From childhood, I grew up in the church and was raised on Sunday school answers. I did my best to keep good morals and stay out of trouble. In fact, I was pretty good at it. From the outside I was certainly the model young girl without any glaring issues. If I’m honest, looking back, this created in me a false pride and a terribly sinful sense of “being better”, not to mention a completely distorted foundation for my understanding of my identity.
More than I would like to admit, I was similar to the “party of Pharisees” referenced in Acts 15:5. In this account, Luke paints a dramatic picture of Pharisees telling new Gentile believers that they must be circumcised to be saved. Circumcision would have been a mark of belonging to the Jewish family of God from birth. The false teachers who were imposing this on the Gentiles saw themselves as better than the Gentiles. There is a complete lack of understanding of the Gospel as we see this group of people requiring additional human efforts for salvation.
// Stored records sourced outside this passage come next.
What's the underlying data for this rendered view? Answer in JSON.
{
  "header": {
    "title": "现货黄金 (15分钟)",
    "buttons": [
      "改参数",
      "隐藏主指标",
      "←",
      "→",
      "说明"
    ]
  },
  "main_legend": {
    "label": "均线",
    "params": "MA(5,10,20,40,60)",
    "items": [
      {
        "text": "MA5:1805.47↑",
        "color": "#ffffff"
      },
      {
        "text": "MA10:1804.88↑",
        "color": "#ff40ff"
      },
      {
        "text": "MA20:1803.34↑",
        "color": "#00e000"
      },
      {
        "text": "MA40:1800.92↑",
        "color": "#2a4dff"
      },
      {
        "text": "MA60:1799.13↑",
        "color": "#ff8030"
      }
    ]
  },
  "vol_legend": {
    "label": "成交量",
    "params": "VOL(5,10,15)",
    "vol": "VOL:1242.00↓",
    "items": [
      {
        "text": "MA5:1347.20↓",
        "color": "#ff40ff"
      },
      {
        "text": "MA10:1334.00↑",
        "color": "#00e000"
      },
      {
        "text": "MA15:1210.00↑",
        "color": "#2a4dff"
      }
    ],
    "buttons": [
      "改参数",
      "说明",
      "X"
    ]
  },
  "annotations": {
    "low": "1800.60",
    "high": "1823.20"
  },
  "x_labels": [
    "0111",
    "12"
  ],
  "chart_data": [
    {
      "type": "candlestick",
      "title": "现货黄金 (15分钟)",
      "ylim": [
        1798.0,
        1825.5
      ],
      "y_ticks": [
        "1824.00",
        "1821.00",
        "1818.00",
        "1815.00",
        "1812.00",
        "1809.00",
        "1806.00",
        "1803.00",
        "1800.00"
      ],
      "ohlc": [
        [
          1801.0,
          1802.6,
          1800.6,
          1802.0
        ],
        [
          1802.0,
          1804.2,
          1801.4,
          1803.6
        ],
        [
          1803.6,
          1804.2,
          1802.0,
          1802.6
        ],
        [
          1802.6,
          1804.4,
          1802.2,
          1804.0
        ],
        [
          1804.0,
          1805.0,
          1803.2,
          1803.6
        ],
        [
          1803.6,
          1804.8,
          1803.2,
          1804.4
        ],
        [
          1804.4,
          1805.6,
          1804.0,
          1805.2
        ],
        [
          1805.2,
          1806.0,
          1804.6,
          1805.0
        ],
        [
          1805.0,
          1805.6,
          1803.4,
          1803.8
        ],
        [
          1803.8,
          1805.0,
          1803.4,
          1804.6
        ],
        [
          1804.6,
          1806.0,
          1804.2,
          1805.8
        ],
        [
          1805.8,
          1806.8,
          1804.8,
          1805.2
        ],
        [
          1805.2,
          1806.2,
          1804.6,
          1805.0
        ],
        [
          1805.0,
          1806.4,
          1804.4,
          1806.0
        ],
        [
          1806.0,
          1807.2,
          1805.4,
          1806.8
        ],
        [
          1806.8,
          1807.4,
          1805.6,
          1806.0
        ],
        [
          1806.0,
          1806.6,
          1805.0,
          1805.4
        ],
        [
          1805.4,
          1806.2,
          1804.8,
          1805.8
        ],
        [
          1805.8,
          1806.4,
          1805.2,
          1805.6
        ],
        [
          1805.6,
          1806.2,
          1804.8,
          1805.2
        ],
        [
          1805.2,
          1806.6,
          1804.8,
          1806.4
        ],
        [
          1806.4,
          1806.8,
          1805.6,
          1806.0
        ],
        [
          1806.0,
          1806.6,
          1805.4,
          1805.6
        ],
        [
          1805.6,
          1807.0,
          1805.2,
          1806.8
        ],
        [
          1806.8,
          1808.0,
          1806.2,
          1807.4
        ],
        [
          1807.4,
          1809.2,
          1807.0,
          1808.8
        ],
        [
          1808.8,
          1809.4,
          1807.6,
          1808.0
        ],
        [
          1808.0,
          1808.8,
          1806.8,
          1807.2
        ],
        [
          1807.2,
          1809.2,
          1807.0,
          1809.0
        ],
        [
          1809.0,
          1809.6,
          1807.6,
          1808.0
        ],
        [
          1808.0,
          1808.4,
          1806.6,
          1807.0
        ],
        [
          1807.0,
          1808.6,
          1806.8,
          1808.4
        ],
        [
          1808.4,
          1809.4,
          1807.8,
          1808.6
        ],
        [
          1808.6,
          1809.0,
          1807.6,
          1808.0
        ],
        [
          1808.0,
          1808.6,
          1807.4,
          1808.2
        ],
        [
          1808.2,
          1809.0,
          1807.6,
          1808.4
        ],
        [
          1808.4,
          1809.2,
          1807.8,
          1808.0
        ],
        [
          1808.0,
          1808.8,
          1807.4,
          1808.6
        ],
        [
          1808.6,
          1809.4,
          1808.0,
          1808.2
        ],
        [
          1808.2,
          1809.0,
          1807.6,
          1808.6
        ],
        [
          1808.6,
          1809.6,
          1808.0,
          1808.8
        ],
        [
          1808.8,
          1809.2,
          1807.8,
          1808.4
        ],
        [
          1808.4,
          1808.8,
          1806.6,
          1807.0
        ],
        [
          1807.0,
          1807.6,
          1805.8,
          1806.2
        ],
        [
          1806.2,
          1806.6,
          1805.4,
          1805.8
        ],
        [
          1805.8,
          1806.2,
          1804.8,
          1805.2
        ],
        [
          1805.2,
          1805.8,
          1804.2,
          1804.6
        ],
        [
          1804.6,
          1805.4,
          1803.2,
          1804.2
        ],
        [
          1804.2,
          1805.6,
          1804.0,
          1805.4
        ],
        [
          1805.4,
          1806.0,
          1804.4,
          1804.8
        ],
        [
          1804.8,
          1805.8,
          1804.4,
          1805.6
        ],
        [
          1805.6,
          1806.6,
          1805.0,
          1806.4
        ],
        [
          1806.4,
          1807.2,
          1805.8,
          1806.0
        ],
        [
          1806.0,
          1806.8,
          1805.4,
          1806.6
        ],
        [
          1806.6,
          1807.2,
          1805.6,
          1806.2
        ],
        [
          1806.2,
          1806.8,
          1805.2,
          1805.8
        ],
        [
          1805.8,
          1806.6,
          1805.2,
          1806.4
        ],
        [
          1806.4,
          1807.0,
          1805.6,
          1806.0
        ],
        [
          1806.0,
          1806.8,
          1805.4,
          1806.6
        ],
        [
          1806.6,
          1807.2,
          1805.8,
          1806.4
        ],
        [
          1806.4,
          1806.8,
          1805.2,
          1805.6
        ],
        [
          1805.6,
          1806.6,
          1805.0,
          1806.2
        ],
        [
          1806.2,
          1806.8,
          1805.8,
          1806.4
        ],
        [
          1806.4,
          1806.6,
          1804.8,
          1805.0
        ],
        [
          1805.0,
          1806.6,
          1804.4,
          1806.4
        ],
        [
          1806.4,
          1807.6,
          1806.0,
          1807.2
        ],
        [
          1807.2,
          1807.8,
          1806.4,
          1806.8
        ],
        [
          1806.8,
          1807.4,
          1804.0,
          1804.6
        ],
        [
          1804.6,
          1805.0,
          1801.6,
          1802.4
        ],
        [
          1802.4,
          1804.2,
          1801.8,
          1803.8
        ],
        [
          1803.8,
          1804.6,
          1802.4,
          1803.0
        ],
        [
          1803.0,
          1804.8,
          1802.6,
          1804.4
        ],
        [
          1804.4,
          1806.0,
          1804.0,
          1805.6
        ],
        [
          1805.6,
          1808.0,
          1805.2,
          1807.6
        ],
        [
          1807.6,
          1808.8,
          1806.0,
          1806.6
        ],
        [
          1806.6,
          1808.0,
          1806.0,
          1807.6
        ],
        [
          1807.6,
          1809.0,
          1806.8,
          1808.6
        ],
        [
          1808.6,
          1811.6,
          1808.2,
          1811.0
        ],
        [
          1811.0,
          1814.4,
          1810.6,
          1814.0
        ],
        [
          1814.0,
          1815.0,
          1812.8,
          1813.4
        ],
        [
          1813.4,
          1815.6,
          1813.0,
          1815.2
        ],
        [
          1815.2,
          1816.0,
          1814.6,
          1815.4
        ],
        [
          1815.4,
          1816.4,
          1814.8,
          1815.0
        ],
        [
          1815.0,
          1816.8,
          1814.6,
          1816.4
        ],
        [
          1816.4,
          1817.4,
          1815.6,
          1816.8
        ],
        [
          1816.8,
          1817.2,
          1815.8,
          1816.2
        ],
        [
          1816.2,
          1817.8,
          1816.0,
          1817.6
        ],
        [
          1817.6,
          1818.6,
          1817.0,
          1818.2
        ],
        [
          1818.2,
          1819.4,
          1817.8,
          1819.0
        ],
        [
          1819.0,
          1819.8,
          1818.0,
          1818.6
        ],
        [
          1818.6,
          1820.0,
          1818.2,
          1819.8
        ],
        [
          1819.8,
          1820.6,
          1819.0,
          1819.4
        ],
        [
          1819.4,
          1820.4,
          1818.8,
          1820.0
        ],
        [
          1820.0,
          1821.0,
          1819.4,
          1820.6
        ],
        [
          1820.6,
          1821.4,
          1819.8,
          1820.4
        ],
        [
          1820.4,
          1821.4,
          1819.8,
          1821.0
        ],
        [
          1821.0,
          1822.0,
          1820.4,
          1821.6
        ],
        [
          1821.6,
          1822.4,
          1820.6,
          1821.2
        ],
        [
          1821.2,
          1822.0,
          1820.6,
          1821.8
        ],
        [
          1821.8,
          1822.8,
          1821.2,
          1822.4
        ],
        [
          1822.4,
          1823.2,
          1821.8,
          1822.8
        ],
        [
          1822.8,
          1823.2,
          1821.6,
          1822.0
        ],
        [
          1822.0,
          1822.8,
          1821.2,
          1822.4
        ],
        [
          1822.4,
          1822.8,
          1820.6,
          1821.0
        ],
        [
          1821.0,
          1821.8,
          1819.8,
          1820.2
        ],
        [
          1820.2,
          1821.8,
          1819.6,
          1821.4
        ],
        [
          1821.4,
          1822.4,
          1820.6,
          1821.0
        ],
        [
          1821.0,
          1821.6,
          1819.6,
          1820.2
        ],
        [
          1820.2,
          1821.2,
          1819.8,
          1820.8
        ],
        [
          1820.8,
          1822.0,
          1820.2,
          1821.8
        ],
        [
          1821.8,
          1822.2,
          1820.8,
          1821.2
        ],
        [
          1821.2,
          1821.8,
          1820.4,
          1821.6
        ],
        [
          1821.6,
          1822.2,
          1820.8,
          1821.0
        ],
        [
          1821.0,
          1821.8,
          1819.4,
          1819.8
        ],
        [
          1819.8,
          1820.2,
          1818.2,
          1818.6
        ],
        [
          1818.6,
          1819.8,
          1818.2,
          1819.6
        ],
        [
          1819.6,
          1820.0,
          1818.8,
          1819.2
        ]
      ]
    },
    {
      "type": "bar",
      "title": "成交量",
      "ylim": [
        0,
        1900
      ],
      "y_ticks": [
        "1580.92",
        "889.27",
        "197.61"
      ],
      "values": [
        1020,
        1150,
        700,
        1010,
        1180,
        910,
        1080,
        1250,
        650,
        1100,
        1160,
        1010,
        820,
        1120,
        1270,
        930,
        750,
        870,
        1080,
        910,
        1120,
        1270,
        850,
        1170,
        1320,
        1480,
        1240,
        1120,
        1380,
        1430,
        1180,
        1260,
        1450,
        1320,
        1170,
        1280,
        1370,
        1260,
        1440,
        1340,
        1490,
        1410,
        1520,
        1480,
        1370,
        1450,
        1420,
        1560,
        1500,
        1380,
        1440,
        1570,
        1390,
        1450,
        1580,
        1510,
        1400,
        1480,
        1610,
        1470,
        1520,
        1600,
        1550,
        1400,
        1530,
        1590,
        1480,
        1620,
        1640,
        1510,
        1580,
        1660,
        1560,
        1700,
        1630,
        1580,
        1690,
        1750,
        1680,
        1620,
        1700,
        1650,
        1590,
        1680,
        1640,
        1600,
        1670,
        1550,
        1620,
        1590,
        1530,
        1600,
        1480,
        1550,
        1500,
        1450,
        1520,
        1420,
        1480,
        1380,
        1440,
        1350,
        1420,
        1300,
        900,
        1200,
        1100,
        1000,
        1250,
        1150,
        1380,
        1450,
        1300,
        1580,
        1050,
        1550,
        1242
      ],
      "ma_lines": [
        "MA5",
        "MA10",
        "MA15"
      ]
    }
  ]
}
Luke tells us how Paul, Barnabas, and Peter confront this party at the Council at Jerusalem. What I love about Luke's story is that he says this brought Paul and Barnabas in “sharp dispute” (Acts 15:2). I can hear his passion. This is not a minor theological nuance. This is essential to our understanding of the Gospel and what Jesus’ sacrifice means for us. I cannot say it better than Peter: “‘God, who knows the heart, showed that he accepted them by giving the Holy Spirit to them, just as he did to us. He made no distinction between us and them, for he purified their hearts by faith’” (Acts 15: 8-9).
In my adult life, God has brought these words to life for me. Through my own failure I realized that I could not maintain the Sunday school shell in which I had hidden for most of my early years. In my arrogance I acted as I was already “good enough”. God forgive me, I judged others when they did not look like me or act like me. God’s mercy reached me with John 15:3, which parallels this chapter of Acts in many ways. In it, Jesus says, “‘You are already clean because of the word I have spoken to you.’” In a Jewish culture that fixated on clean versus unclean foods and activities, this was radical! Jesus is essentially saying, “Give it up. I’ve done it for you! All is taken care of.” Friends, I cannot tell you how freeing this was for me!
From my own lesson, I have learned to be vigilant in living out of God’s grace that, if I believe, requires no additional work on my part. There is no such thing as making ourselves good enough for the Gospel. God doesn’t need a helping hand. Jesus has done it! I call us, as Meadowbrook Church, to be passionate about loving and encouraging those who have come to faith through the “grace of our Lord Jesus… just as they are” (Acts 15:11).